SUPPLIED RECORDS: Begin
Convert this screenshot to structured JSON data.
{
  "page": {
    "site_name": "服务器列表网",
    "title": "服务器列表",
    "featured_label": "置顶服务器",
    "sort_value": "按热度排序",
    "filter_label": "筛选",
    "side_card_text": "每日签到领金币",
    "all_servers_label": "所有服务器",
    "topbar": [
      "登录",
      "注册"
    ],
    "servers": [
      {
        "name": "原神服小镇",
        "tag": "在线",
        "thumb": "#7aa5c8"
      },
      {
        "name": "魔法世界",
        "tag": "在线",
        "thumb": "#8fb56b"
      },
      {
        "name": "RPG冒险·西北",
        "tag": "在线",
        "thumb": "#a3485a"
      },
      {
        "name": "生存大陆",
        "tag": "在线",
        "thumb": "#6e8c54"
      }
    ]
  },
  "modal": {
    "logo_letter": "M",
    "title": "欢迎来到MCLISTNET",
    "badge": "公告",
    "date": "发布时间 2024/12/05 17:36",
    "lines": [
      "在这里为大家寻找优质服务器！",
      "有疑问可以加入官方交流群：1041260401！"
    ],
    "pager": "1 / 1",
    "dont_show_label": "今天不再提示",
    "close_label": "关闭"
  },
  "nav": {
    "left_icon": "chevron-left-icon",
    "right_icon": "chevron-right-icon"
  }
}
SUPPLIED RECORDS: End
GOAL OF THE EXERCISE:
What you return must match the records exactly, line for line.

WORKED SOLUTION:
Convert this screenshot to structured JSON data.
{
  "page": {
    "site_name": "服务器列表网",
    "title": "服务器列表",
    "featured_label": "置顶服务器",
    "sort_value": "按热度排序",
    "filter_label": "筛选",
    "side_card_text": "每日签到领金币",
    "all_servers_label": "所有服务器",
    "topbar": [
      "登录",
      "注册"
    ],
    "servers": [
      {
        "name": "原神服小镇",
        "tag": "在线",
        "thumb": "#7aa5c8"
      },
      {
        "name": "魔法世界",
        "tag": "在线",
        "thumb": "#8fb56b"
      },
      {
        "name": "RPG冒险·西北",
        "tag": "在线",
        "thumb": "#a3485a"
      },
      {
        "name": "生存大陆",
        "tag": "在线",
        "thumb": "#6e8c54"
      }
    ]
  },
  "modal": {
    "logo_letter": "M",
    "title": "欢迎来到MCLISTNET",
    "badge": "公告",
    "date": "发布时间 2024/12/05 17:36",
    "lines": [
      "在这里为大家寻找优质服务器！",
      "有疑问可以加入官方交流群：1041260401！"
    ],
    "pager": "1 / 1",
    "dont_show_label": "今天不再提示",
    "close_label": "关闭"
  },
  "nav": {
    "left_icon": "chevron-left-icon",
    "right_icon": "chevron-right-icon"
  }
}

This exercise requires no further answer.